source: The Guardian
published: 19 February 2015
Victims of domestic abuse increasingly face being cross-examined by their attackers because legal aid cuts make it difficult to qualify for courtroom representation, according to research by Citizens Advice.
The warning also features in a report by a parliamentary select committee that says women who have endured violence in the home may have problems providing the evidence required to obtain a lawyer.
The justice system’s treatment of victims of domestic violence has become a politically charged issue. The Ministry of Justice says all victims are entitled to legal aid to help them “break free from abusive relationships”.
But a Citizens Advice report, Victims of Abuse: Struggling for Support, says the regulations, “both in terms of evidence requirements and income or asset thresholds requiring financial contribution, leave large numbers of victims giving up on their rights to justice”.

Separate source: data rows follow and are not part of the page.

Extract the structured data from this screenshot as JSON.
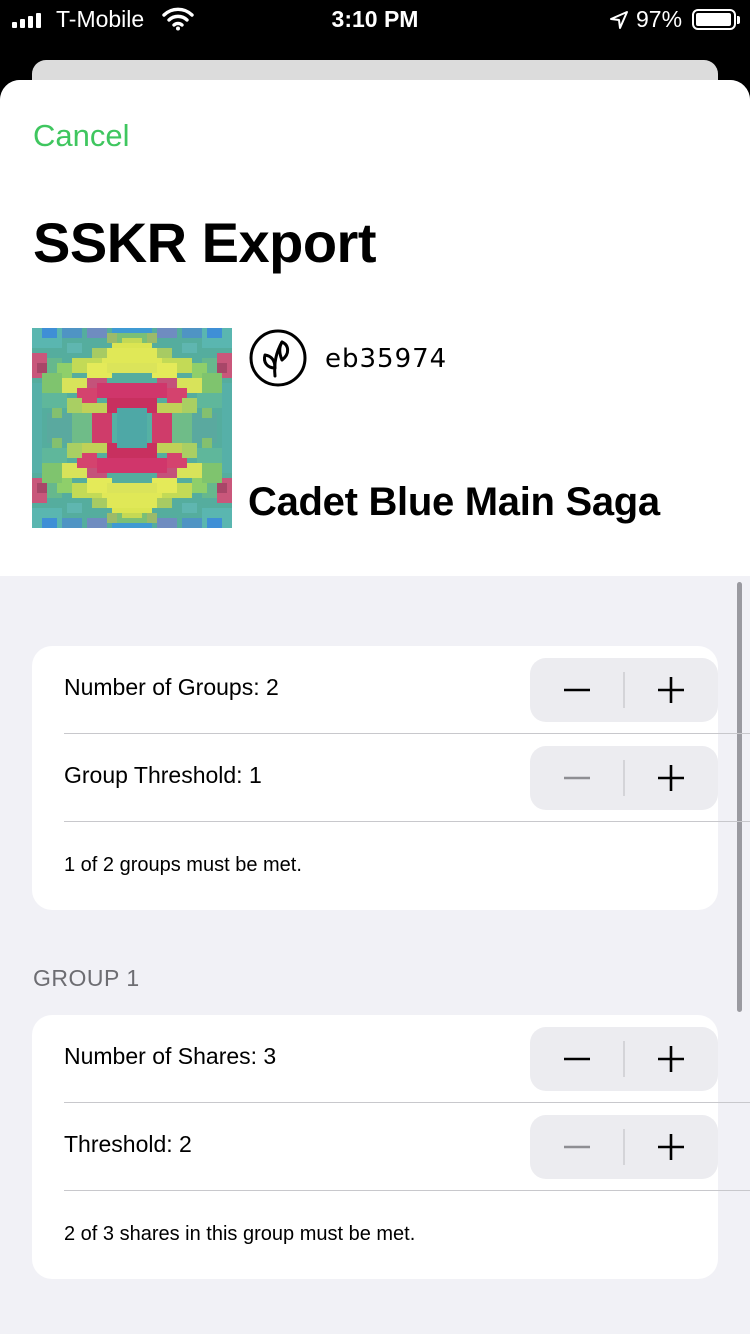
{
  "status_bar": {
    "carrier": "T-Mobile",
    "time": "3:10 PM",
    "battery_percent": "97%"
  },
  "nav": {
    "cancel_label": "Cancel"
  },
  "title": "SSKR Export",
  "seed": {
    "id": "eb35974",
    "name": "Cadet Blue Main Saga"
  },
  "groups_section": {
    "rows": [
      {
        "label": "Number of Groups: 2",
        "decrement_enabled": true
      },
      {
        "label": "Group Threshold: 1",
        "decrement_enabled": false
      }
    ],
    "note": "1 of 2 groups must be met."
  },
  "group1_section": {
    "header": "GROUP 1",
    "rows": [
      {
        "label": "Number of Shares: 3",
        "decrement_enabled": true
      },
      {
        "label": "Threshold: 2",
        "decrement_enabled": false
      }
    ],
    "note": "2 of 3 shares in this group must be met."
  },
  "colors": {
    "accent": "#3fc65f",
    "enabled_icon": "#000000",
    "disabled_icon": "#8e8e93",
    "grouped_background": "#f1f1f6"
  }
}
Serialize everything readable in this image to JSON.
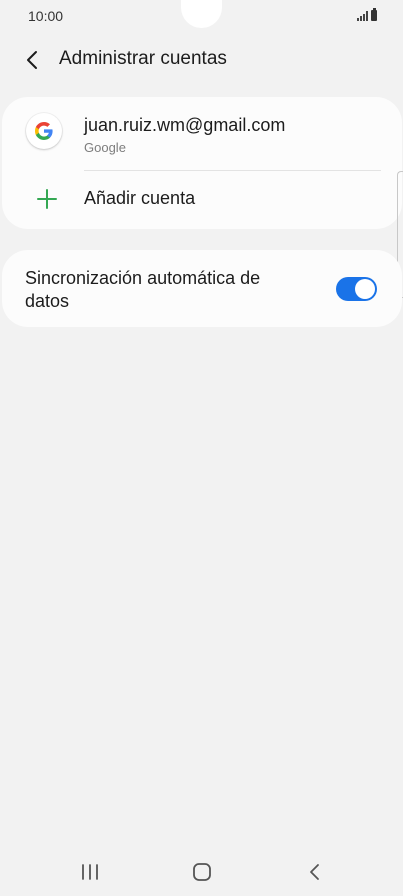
{
  "status_bar": {
    "time": "10:00"
  },
  "header": {
    "title": "Administrar cuentas"
  },
  "accounts": [
    {
      "email": "juan.ruiz.wm@gmail.com",
      "provider": "Google",
      "icon": "google-icon"
    }
  ],
  "add_account": {
    "label": "Añadir cuenta",
    "icon": "plus-icon"
  },
  "sync": {
    "label": "Sincronización automática de datos",
    "enabled": true
  },
  "colors": {
    "accent": "#1a73e8",
    "add_green": "#34a853",
    "background": "#f2f2f2",
    "card": "#fcfcfc"
  },
  "nav": {
    "recents_icon": "recents-icon",
    "home_icon": "home-icon",
    "back_icon": "back-icon"
  }
}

It adds: “In some cases these restrictions expose victims to risk, leaving no alternative but to represent themselves in court facing their perpetrator.”
The Legal Aid, Sentencing and Punishment of Offenders Act 2012 set out regulations about how victims can provide evidence of abuse having occurred in the previous two years.